Please return every line of the records that contains the word "name".

════════════════════

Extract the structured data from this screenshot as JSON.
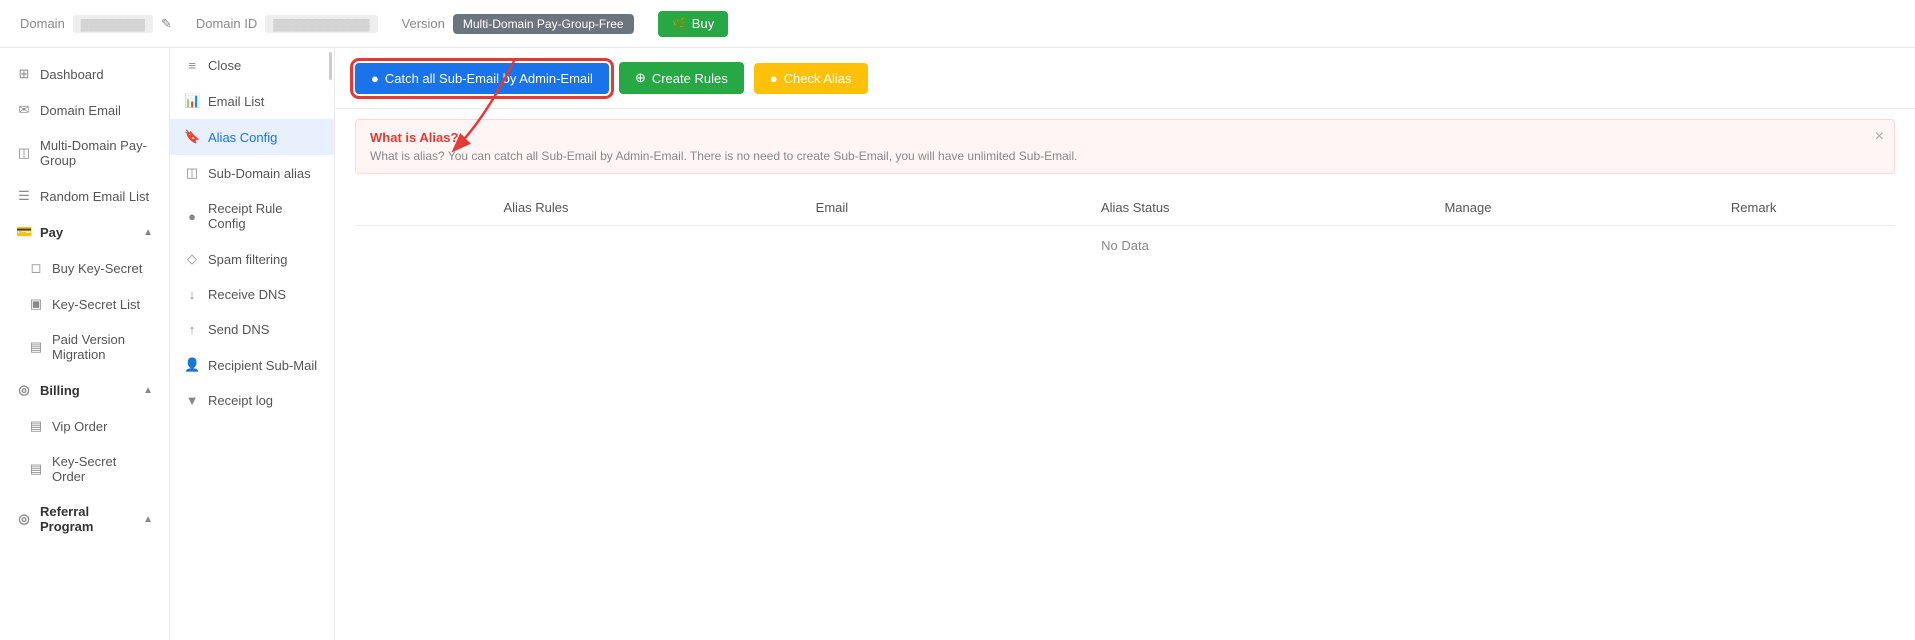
{
  "header": {
    "domain_label": "Domain",
    "domain_value": "••••••••••",
    "domain_id_label": "Domain ID",
    "domain_id_value": "••••••••••",
    "version_label": "Version",
    "version_badge": "Multi-Domain Pay-Group-Free",
    "buy_button": "Buy"
  },
  "nav": {
    "items": [
      {
        "id": "dashboard",
        "label": "Dashboard",
        "icon": "⊞"
      },
      {
        "id": "domain-email",
        "label": "Domain Email",
        "icon": "✉"
      },
      {
        "id": "multi-domain",
        "label": "Multi-Domain Pay-Group",
        "icon": "◫"
      },
      {
        "id": "random-email",
        "label": "Random Email List",
        "icon": "☰"
      },
      {
        "id": "pay",
        "label": "Pay",
        "icon": "💳",
        "has_arrow": true,
        "expanded": true
      },
      {
        "id": "buy-key-secret",
        "label": "Buy Key-Secret",
        "icon": "◻",
        "indent": true
      },
      {
        "id": "key-secret-list",
        "label": "Key-Secret List",
        "icon": "▣",
        "indent": true
      },
      {
        "id": "paid-version-migration",
        "label": "Paid Version Migration",
        "icon": "▤",
        "indent": true
      },
      {
        "id": "billing",
        "label": "Billing",
        "icon": "◎",
        "has_arrow": true,
        "expanded": true
      },
      {
        "id": "vip-order",
        "label": "Vip Order",
        "icon": "▤",
        "indent": true
      },
      {
        "id": "key-secret-order",
        "label": "Key-Secret Order",
        "icon": "▤",
        "indent": true
      },
      {
        "id": "referral-program",
        "label": "Referral Program",
        "icon": "◎",
        "has_arrow": true,
        "expanded": true
      }
    ]
  },
  "sub_nav": {
    "items": [
      {
        "id": "close",
        "label": "Close",
        "icon": "≡"
      },
      {
        "id": "email-list",
        "label": "Email List",
        "icon": "📊"
      },
      {
        "id": "alias-config",
        "label": "Alias Config",
        "icon": "🔖",
        "active": true
      },
      {
        "id": "sub-domain-alias",
        "label": "Sub-Domain alias",
        "icon": "◫"
      },
      {
        "id": "receipt-rule-config",
        "label": "Receipt Rule Config",
        "icon": "●"
      },
      {
        "id": "spam-filtering",
        "label": "Spam filtering",
        "icon": "◇"
      },
      {
        "id": "receive-dns",
        "label": "Receive DNS",
        "icon": "↓"
      },
      {
        "id": "send-dns",
        "label": "Send DNS",
        "icon": "↑"
      },
      {
        "id": "recipient-sub-mail",
        "label": "Recipient Sub-Mail",
        "icon": "👤"
      },
      {
        "id": "receipt-log",
        "label": "Receipt log",
        "icon": "▼"
      }
    ]
  },
  "action_bar": {
    "catch_button": "Catch all Sub-Email by Admin-Email",
    "create_button": "Create Rules",
    "check_button": "Check Alias"
  },
  "info_banner": {
    "title": "What is Alias?",
    "description": "What is alias? You can catch all Sub-Email by Admin-Email. There is no need to create Sub-Email, you will have unlimited Sub-Email."
  },
  "table": {
    "columns": [
      "Alias Rules",
      "Email",
      "Alias Status",
      "Manage",
      "Remark"
    ],
    "no_data": "No Data"
  },
  "icons": {
    "circle": "●",
    "plus": "+",
    "check": "✓",
    "close": "×",
    "edit": "✎"
  }
}
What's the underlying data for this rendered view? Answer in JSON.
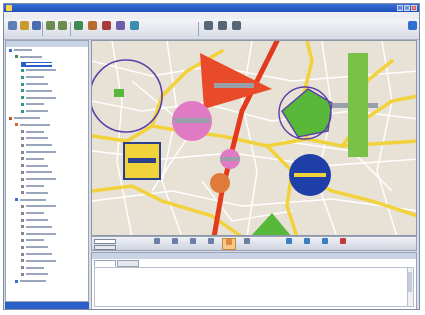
{
  "window": {
    "title": "",
    "buttons": {
      "min": "_",
      "max": "□",
      "close": "x"
    }
  },
  "menubar": {
    "items": [
      "",
      "",
      "",
      "",
      "",
      ""
    ]
  },
  "toolbar": {
    "groups": [
      {
        "icon": "new-icon",
        "color": "#5f7fb8"
      },
      {
        "icon": "open-icon",
        "color": "#c99a2e"
      },
      {
        "icon": "save-icon",
        "color": "#4a6db0"
      },
      {
        "icon": "undo-icon",
        "color": "#6b8e4e"
      },
      {
        "icon": "redo-icon",
        "color": "#6b8e4e"
      },
      {
        "icon": "map-icon",
        "color": "#3f8a52"
      },
      {
        "icon": "layer-icon",
        "color": "#b86b2e"
      },
      {
        "icon": "route-icon",
        "color": "#a63c3c"
      },
      {
        "icon": "filter-icon",
        "color": "#6f5fa8"
      },
      {
        "icon": "chart-icon",
        "color": "#3a8fb0"
      },
      {
        "icon": "user-icon",
        "color": "#556677"
      },
      {
        "icon": "print-icon",
        "color": "#556677"
      },
      {
        "icon": "settings-icon",
        "color": "#556677"
      },
      {
        "icon": "help-icon",
        "color": "#2f6fd0"
      }
    ]
  },
  "left_panel": {
    "header": "",
    "footer": "",
    "tree": [
      {
        "level": 0,
        "label": "",
        "color": "#3a6fd8"
      },
      {
        "level": 1,
        "label": "",
        "color": "#3a8f4a"
      },
      {
        "level": 2,
        "label": "",
        "color": "#2b5fc7",
        "selected": true
      },
      {
        "level": 2,
        "label": "",
        "color": "#2f9a8a"
      },
      {
        "level": 2,
        "label": "",
        "color": "#2f9a8a"
      },
      {
        "level": 2,
        "label": "",
        "color": "#2f9a8a"
      },
      {
        "level": 2,
        "label": "",
        "color": "#2f9a8a"
      },
      {
        "level": 2,
        "label": "",
        "color": "#2f9a8a"
      },
      {
        "level": 2,
        "label": "",
        "color": "#2f9a8a"
      },
      {
        "level": 2,
        "label": "",
        "color": "#2f9a8a"
      },
      {
        "level": 0,
        "label": "",
        "color": "#c24f2e"
      },
      {
        "level": 1,
        "label": "",
        "color": "#d06b2e"
      },
      {
        "level": 2,
        "label": "",
        "color": "#888888"
      },
      {
        "level": 2,
        "label": "",
        "color": "#888888"
      },
      {
        "level": 2,
        "label": "",
        "color": "#888888"
      },
      {
        "level": 2,
        "label": "",
        "color": "#888888"
      },
      {
        "level": 2,
        "label": "",
        "color": "#888888"
      },
      {
        "level": 2,
        "label": "",
        "color": "#888888"
      },
      {
        "level": 2,
        "label": "",
        "color": "#888888"
      },
      {
        "level": 2,
        "label": "",
        "color": "#888888"
      },
      {
        "level": 2,
        "label": "",
        "color": "#888888"
      },
      {
        "level": 2,
        "label": "",
        "color": "#888888"
      },
      {
        "level": 1,
        "label": "",
        "color": "#3a6fd8"
      },
      {
        "level": 2,
        "label": "",
        "color": "#888888"
      },
      {
        "level": 2,
        "label": "",
        "color": "#888888"
      },
      {
        "level": 2,
        "label": "",
        "color": "#888888"
      },
      {
        "level": 2,
        "label": "",
        "color": "#888888"
      },
      {
        "level": 2,
        "label": "",
        "color": "#888888"
      },
      {
        "level": 2,
        "label": "",
        "color": "#888888"
      },
      {
        "level": 2,
        "label": "",
        "color": "#888888"
      },
      {
        "level": 2,
        "label": "",
        "color": "#888888"
      },
      {
        "level": 2,
        "label": "",
        "color": "#888888"
      },
      {
        "level": 2,
        "label": "",
        "color": "#888888"
      },
      {
        "level": 2,
        "label": "",
        "color": "#888888"
      },
      {
        "level": 1,
        "label": "",
        "color": "#3a6fd8"
      }
    ]
  },
  "map": {
    "colors": {
      "background": "#e8e2d6",
      "major_road": "#e23a1c",
      "road": "#f2d23a",
      "minor_street": "#ffffff"
    },
    "markers": [
      {
        "name": "purple-circle-outline",
        "color": "#5b3fa8"
      },
      {
        "name": "pink-circle",
        "color": "#e07ac4"
      },
      {
        "name": "yellow-square-marker",
        "color": "#f2d23a"
      },
      {
        "name": "pink-small-circle",
        "color": "#e07ac4"
      },
      {
        "name": "orange-circle",
        "color": "#e07a3a"
      },
      {
        "name": "green-pentagon",
        "color": "#57b83a"
      },
      {
        "name": "blue-circle",
        "color": "#1f3fa8"
      },
      {
        "name": "green-rectangle",
        "color": "#79c24a"
      },
      {
        "name": "red-triangle",
        "color": "#e84a2a"
      },
      {
        "name": "green-triangle-bottom",
        "color": "#57b83a"
      }
    ]
  },
  "map_toolbar": {
    "zoom_value": "",
    "properties_label": "",
    "buttons": [
      {
        "icon": "pan-icon",
        "color": "#6b7fa8"
      },
      {
        "icon": "zoom-in-icon",
        "color": "#6b7fa8"
      },
      {
        "icon": "zoom-out-icon",
        "color": "#6b7fa8"
      },
      {
        "icon": "extent-icon",
        "color": "#6b7fa8"
      },
      {
        "icon": "highlight-icon",
        "color": "#e0893a",
        "active": true
      },
      {
        "icon": "select-icon",
        "color": "#6b7fa8"
      },
      {
        "icon": "measure-icon",
        "color": "#3a7fc2"
      },
      {
        "icon": "route-tool-icon",
        "color": "#3a7fc2"
      },
      {
        "icon": "locate-icon",
        "color": "#3a7fc2"
      },
      {
        "icon": "export-icon",
        "color": "#c23a3a"
      }
    ]
  },
  "bottom_panel": {
    "header": "",
    "tabs": [
      {
        "label": "",
        "active": true
      },
      {
        "label": "",
        "active": false
      }
    ]
  }
}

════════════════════

* [WRITTEN REPLY]:
        "name": "purple-circle-outline",
        "name": "pink-circle",
        "name": "yellow-square-marker",
        "name": "pink-small-circle",
        "name": "orange-circle",
        "name": "green-pentagon",
        "name": "blue-circle",
        "name": "green-rectangle",
        "name": "red-triangle",
        "name": "green-triangle-bottom",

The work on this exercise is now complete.